    Hogan, Hall and Nash changed that.

    Remember the early 90s?

    WWF and WCW were in a creative lull. The Rock n' Wrestling era was over. Ratings and event sales were down. The steroid trial hit WWF, threatening their entire company.

    Overall, wrestling was about as lame as it could get.

    Within a couple of years, Hogan joined WCW, the NWO hit and wrestling was the show to watch again.

    Fans were getting together every Monday night for Nitro parties. It was a big social event. People who normally wouldn't be caught dead watching wrestling were now hooked.

    NWO shirts were popping up in every store at the mall. The live events were selling out across the country. The video games were flying off the shelves.

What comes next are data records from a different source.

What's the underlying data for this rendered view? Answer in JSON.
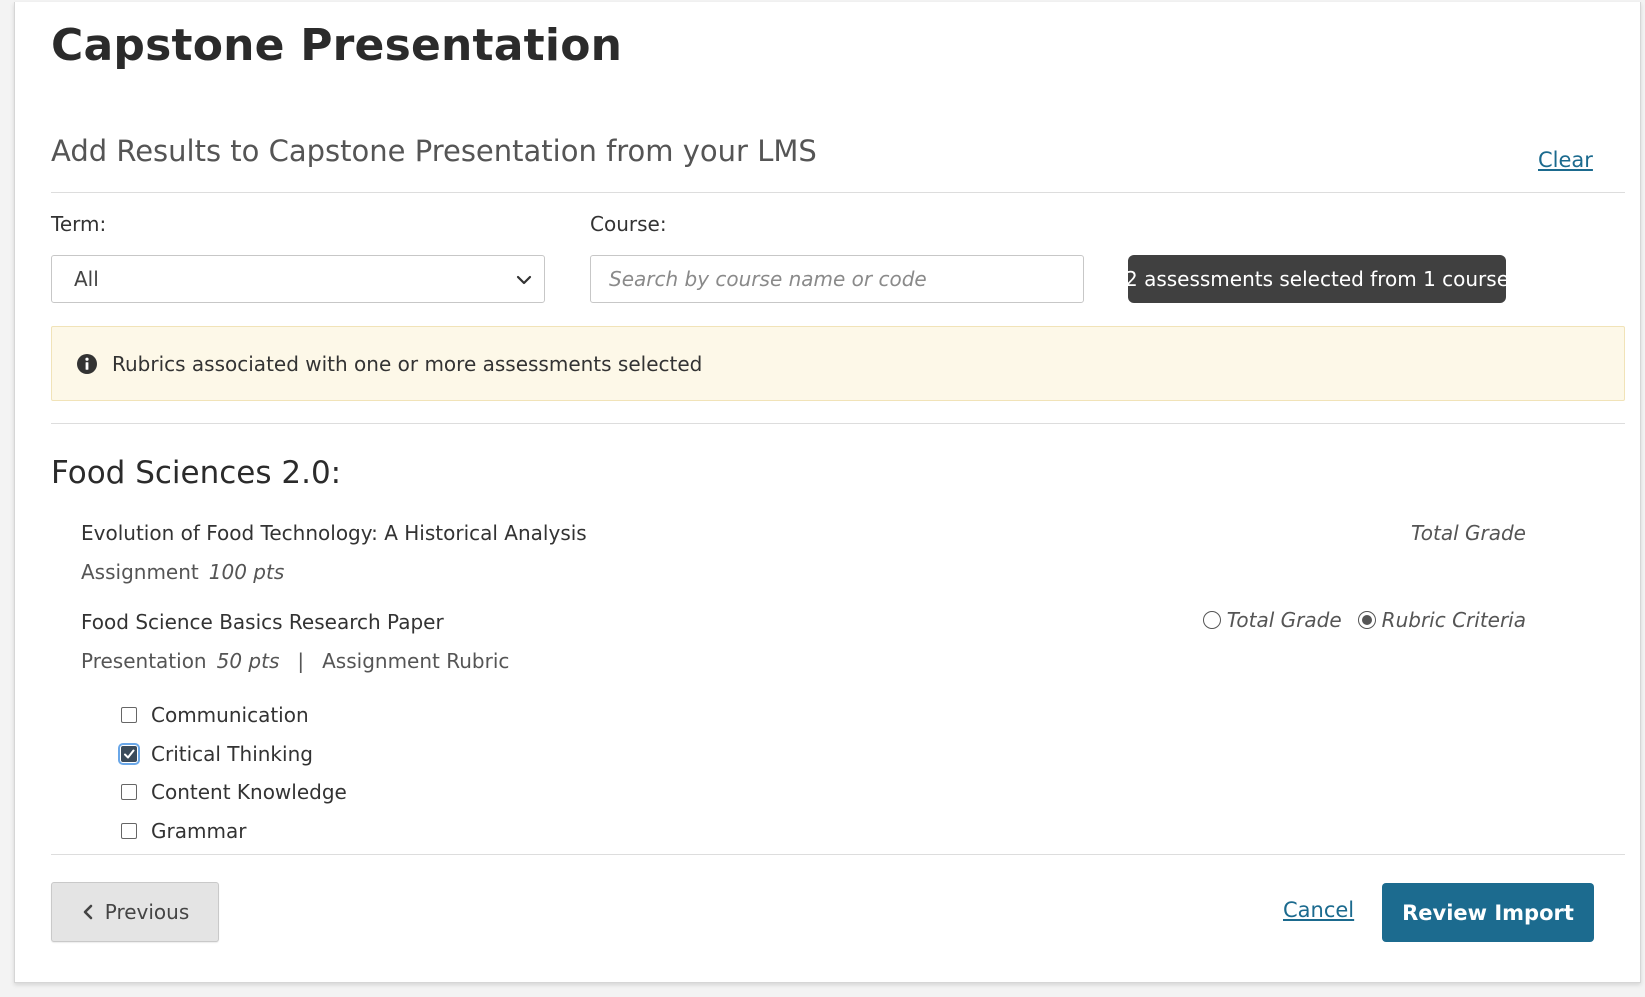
{
  "page": {
    "title": "Capstone Presentation"
  },
  "import": {
    "section_title": "Add Results to Capstone Presentation from your LMS",
    "clear_label": "Clear"
  },
  "filters": {
    "term": {
      "label": "Term:",
      "value": "All"
    },
    "course": {
      "label": "Course:",
      "placeholder": "Search by course name or code",
      "value": ""
    },
    "selection_badge": "2 assessments selected from 1 course"
  },
  "notice": {
    "icon": "info-icon",
    "text": "Rubrics associated with one or more assessments selected"
  },
  "course_group": {
    "title": "Food Sciences 2.0:",
    "assessments": [
      {
        "title": "Evolution of Food Technology: A Historical Analysis",
        "type": "Assignment",
        "points": "100 pts",
        "grade_label": "Total Grade"
      },
      {
        "title": "Food Science Basics Research Paper",
        "type": "Presentation",
        "points": "50 pts",
        "separator": "|",
        "rubric": "Assignment Rubric",
        "options": [
          {
            "label": "Total Grade",
            "selected": false
          },
          {
            "label": "Rubric Criteria",
            "selected": true
          }
        ],
        "criteria": [
          {
            "label": "Communication",
            "checked": false
          },
          {
            "label": "Critical Thinking",
            "checked": true
          },
          {
            "label": "Content Knowledge",
            "checked": false
          },
          {
            "label": "Grammar",
            "checked": false
          }
        ]
      }
    ]
  },
  "footer": {
    "previous_label": "Previous",
    "cancel_label": "Cancel",
    "review_label": "Review Import"
  },
  "colors": {
    "accent": "#1c6b8f",
    "link": "#1b6a8e",
    "badge_bg": "#404040",
    "notice_bg": "#fdf8e8"
  }
}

    It was a great time to be a wrestling fan.

    It all started when Scott Hall walked out through the crowd on Nitro. It ended when Kevin Nash tore his quad in a WWE ring. It was six crazy years that will never be duplicated.

    In that time, the NWO did something that no other stable has ever done, and that's make watching professional wrestling a socially acceptable thing to do.